Enhanced Recovery After Bariatric Surgery
For patients undergoing any type of surgical procedure, Fast-Track Surgery, or Enhanced Recovery After Surgery (ERAS) are synonymous terms describing one of the latest innovations in modern medicine. Evidence-based integration of a “multi-modal” approach effectively reduces the physiologic stress response to surgery and results in faster recovery and less postoperative pain for patients. In light of the recent opioid epidemic, reducing a patient’s needs for narcotic medications after surgery may in turn lead to reducing the number of people dealing with narcotic addiction. Fast-Track Surgery/ERAS protocols are gaining popularity among surgeons and patients alike because they are associated with better surgical outcomes, decreased complication rates, decreased hospital length of stay, reduced lost days of work, and ultimately happier, healthier patients.
Fast-Track Surgery/ERAS consists of three phases: the Pre-surgery or Pre-Habilitation Phase, the Intraoperative Phase, and the Postoperative/Recovery phase. All are equally important and work synergistically to speed surgical recovery.
The Pre-Habilitation Phase involves evaluation and optimization of the patient’s existing nutritional and fitness status, as well as reducing and/or controlling co-morbid medical conditions such as heart disease and diabetes. Smoking cessation at least 4 weeks prior to surgery is key to reducing risks of DVT and PE blood clots, postoperative pneumonia, and problems with wound healing. Nutritional optimization with high-protein foods combined with strength training has been shown to augment resiliency after surgery.
The Intraoperative Phase consists of seamless integration of the Anesthesia, Nursing, and Surgical teams to achieve an efficient operation and minimize time spent under general anesthesia. This in turn facilitates the patient’s ability to begin early ambulation and early return to oral nutrition.

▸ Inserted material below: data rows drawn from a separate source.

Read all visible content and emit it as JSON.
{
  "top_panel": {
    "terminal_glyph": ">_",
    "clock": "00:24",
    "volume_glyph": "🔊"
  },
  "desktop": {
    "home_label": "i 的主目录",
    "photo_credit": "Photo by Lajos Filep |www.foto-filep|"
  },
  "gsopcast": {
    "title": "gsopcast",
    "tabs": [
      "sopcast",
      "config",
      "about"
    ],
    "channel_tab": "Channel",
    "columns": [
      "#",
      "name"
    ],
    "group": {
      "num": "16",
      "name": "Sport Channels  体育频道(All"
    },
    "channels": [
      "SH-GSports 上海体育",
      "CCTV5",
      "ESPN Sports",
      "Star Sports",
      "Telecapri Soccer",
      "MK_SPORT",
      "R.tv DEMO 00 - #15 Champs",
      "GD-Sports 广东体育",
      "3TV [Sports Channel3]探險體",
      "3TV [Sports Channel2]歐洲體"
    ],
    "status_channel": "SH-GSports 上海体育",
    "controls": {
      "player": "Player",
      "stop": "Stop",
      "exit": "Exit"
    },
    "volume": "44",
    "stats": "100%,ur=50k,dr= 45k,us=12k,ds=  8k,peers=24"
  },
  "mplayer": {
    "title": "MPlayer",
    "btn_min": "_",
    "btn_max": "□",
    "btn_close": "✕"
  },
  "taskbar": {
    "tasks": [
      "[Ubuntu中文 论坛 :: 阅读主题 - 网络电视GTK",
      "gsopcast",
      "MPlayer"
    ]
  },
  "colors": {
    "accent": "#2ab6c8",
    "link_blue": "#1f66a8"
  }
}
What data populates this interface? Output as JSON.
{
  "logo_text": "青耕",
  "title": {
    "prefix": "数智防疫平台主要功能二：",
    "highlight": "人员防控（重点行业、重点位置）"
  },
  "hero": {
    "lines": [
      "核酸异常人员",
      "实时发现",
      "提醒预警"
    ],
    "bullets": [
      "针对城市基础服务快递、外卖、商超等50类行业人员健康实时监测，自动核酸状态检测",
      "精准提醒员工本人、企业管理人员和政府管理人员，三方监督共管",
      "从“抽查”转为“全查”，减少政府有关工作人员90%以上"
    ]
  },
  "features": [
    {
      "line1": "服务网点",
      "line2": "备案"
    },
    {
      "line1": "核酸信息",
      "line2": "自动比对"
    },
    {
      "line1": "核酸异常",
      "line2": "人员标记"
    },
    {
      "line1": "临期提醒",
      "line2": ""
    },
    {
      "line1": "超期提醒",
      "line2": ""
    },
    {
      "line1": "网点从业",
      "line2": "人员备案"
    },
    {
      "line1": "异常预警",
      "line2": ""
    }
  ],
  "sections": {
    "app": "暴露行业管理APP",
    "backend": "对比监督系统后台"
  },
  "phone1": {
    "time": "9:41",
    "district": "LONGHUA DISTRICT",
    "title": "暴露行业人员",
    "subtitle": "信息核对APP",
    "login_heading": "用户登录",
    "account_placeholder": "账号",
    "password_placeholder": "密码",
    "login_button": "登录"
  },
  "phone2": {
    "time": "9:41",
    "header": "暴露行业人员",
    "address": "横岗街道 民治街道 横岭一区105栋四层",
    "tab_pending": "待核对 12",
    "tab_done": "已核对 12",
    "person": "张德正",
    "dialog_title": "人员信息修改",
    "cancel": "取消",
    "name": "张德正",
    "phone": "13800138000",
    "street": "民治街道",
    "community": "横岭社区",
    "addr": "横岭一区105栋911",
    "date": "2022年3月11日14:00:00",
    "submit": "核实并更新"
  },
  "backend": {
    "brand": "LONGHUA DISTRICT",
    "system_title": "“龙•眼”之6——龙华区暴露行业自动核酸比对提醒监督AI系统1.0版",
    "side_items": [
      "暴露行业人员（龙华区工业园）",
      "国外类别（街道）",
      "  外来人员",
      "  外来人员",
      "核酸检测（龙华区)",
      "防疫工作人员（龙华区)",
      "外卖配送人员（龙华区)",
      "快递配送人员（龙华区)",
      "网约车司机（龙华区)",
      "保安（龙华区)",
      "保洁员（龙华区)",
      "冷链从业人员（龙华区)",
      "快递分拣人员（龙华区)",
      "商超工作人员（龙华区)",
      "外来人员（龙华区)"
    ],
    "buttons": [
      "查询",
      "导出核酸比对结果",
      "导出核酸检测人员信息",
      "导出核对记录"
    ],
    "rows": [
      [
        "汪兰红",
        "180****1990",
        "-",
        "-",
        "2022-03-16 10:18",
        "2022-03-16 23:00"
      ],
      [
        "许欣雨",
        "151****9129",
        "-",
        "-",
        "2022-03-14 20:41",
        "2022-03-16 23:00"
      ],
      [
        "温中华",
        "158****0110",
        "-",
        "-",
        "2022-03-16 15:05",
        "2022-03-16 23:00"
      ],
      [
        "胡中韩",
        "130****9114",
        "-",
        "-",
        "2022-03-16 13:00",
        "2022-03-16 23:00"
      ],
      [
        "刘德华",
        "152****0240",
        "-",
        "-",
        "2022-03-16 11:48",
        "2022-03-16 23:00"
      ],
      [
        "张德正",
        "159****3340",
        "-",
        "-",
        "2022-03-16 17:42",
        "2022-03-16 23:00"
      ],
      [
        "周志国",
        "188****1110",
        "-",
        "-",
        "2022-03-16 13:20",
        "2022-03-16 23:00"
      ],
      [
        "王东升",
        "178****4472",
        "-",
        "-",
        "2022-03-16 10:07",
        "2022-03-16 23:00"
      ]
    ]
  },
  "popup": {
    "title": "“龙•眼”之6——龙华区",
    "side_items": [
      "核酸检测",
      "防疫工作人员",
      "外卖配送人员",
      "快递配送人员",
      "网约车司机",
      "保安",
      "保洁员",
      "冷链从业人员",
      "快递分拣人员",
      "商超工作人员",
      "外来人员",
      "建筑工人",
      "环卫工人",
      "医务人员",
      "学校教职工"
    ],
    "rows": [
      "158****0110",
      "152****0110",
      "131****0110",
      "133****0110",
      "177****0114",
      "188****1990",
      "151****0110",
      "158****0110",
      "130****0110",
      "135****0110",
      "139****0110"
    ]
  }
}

There are many protocols for Multi-modal analgesia, which utilize non-narcotic pain medications (such as Tylenol and gabapentin)—sometimes given even before surgery—together with regional nerve blocks to help reduce the requirements for narcotic pain medications and subsequently the untoward side-effects of these medications which include include nausea, vomiting, and severe constipation.
The Postoperative Phase begins in the recovery room, and continues until the patient is back to his/her level of normal function. Recovery is an ACTIVE process, not a passive one, i.e. patients must make a concerted and consistent effort to walk several times daily, keep pain levels under control with oral medication regimens that mainly consist of non-narcotic mediations, and use narcotics only for severe pain. Patients must also monitor their nutrition and hydration status at home and be sure they are on target with daily goals. Constipation can be a common side effect of surgery, and patients must pro-actively monitor and prevent constipation from becoming a serious problem by taking a bowel regimen. Activity restrictions differ depending on the type of surgery, but in general, returning to normal daily activity as soon as possible is recommended, with light exercise as tolerated and/or directed by the surgeon.
The result? You. Better. Faster.
If you are facing elective surgery in the near future, seek out a surgeon and/or program that has an active Fast-Track Surgery/ERAS protocol in place. You’ll be better because of it.